[WORK INSTRUCTION]
From the data that follows, copy every line holding the string "kind".

[PROVIDED INFORMATION]
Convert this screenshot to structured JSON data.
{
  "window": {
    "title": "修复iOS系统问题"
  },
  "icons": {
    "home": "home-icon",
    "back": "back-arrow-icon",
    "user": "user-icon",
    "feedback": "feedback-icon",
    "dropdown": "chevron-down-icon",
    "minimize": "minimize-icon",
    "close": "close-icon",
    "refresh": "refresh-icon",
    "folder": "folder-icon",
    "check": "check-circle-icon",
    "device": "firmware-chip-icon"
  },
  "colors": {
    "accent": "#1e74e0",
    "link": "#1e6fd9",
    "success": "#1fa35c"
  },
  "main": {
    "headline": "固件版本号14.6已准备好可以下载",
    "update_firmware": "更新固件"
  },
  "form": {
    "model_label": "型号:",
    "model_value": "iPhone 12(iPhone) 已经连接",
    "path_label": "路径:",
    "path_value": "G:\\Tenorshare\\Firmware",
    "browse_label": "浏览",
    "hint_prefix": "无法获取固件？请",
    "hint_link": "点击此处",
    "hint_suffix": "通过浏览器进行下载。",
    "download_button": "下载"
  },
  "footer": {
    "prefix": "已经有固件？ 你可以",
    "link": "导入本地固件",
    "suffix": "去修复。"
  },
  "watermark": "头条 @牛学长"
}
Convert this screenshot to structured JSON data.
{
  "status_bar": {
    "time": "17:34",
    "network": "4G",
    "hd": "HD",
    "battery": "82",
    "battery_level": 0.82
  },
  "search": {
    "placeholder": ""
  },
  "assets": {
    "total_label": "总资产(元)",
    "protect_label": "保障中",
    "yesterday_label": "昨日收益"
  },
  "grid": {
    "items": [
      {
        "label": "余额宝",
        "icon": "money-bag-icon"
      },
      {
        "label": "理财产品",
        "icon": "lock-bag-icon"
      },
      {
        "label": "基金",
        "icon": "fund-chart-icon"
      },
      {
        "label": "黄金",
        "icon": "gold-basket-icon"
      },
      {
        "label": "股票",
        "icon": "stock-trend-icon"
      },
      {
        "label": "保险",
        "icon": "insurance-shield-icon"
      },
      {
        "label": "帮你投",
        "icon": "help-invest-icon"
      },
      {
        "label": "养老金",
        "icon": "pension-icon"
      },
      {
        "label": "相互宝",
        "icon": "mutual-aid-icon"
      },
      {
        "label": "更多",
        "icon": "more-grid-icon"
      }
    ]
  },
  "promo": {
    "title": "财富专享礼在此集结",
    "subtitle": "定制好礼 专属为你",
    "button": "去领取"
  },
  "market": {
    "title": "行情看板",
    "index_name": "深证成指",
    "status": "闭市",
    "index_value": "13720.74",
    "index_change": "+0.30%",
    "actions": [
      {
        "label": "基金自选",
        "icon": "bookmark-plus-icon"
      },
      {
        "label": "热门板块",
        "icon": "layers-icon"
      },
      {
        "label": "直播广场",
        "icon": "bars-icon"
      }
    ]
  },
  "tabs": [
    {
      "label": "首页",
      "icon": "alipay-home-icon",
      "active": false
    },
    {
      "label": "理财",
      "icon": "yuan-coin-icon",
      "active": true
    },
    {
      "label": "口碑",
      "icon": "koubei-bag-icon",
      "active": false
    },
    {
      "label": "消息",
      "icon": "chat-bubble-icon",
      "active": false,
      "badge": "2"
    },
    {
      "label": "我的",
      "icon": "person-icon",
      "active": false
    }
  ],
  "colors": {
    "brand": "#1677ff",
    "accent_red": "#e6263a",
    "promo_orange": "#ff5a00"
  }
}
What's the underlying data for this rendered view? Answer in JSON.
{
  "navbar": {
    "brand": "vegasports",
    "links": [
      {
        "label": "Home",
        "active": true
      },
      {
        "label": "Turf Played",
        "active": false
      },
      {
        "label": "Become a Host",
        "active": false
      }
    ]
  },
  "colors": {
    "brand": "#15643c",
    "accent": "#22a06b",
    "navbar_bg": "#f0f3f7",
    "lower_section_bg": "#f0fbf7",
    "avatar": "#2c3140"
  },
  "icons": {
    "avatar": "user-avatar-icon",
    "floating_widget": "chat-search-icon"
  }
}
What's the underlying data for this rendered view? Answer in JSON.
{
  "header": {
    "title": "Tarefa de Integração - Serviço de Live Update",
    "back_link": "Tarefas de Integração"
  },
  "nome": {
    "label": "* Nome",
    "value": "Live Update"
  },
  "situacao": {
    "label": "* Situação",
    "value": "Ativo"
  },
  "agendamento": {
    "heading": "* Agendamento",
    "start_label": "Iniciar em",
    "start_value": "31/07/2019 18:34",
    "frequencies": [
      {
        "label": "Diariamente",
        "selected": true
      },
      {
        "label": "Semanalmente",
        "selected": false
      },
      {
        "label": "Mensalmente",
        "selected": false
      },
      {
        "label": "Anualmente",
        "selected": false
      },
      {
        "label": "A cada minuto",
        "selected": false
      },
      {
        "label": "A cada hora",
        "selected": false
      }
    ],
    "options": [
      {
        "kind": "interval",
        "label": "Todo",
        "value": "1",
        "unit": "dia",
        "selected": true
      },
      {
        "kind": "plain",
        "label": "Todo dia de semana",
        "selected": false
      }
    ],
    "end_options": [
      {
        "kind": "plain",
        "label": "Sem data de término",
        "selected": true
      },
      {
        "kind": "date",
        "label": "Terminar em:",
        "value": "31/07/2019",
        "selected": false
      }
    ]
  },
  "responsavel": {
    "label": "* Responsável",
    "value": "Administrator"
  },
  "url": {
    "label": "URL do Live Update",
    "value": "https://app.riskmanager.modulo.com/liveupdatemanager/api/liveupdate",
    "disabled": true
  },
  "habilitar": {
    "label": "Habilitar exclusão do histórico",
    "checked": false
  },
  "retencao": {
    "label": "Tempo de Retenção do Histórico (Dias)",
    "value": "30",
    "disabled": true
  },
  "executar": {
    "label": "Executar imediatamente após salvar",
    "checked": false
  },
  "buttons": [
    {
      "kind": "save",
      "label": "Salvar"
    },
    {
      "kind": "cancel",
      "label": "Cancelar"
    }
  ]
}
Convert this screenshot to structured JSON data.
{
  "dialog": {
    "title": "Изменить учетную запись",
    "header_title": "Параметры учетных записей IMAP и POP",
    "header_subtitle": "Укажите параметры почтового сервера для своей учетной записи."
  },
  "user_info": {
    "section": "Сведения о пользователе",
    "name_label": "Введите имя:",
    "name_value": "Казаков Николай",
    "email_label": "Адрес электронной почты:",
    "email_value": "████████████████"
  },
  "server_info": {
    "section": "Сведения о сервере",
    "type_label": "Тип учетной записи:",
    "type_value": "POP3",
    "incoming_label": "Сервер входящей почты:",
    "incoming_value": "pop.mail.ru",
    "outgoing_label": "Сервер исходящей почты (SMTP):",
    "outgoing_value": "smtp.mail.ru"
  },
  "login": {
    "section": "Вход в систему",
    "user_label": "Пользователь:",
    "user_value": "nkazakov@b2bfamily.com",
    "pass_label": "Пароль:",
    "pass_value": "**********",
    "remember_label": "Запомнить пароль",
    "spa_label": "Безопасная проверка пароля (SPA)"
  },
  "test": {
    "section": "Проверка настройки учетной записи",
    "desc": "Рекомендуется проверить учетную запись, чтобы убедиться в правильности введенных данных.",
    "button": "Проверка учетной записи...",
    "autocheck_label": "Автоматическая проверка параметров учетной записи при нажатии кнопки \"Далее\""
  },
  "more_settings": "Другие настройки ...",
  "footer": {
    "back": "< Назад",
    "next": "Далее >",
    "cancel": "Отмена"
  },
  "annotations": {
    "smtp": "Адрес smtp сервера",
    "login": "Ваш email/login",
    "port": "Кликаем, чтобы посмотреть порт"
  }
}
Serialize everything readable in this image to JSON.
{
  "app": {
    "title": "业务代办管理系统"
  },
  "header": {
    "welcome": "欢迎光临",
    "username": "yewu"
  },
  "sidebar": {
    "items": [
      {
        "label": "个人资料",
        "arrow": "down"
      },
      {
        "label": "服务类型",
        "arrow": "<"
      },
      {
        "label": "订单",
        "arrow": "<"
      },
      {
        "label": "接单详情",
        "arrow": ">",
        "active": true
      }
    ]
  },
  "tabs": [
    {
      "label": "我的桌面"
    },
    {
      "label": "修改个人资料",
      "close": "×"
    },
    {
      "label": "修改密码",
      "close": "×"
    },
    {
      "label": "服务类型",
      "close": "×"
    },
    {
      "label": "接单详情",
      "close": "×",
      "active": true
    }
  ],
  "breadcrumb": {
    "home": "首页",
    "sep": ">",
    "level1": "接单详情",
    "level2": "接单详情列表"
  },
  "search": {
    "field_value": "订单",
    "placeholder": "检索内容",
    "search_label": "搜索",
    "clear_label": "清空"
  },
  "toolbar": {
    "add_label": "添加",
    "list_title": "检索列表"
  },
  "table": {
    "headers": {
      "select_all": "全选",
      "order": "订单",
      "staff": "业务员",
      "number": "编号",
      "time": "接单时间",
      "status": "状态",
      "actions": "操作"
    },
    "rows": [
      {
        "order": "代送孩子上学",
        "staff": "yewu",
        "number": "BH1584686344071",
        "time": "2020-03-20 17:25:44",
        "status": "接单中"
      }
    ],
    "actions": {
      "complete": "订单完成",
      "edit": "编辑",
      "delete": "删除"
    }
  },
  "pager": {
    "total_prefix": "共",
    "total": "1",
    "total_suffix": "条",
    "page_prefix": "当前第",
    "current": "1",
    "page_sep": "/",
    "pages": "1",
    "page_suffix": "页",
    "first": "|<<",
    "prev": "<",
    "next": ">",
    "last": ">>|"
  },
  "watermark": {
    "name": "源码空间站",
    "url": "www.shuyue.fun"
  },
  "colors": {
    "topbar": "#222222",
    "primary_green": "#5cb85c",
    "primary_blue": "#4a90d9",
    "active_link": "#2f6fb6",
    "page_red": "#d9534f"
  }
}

[EXERCISE OUTPUT]
        "kind": "interval",
        "kind": "plain",
        "kind": "plain",
        "kind": "date",
      "kind": "save",
      "kind": "cancel",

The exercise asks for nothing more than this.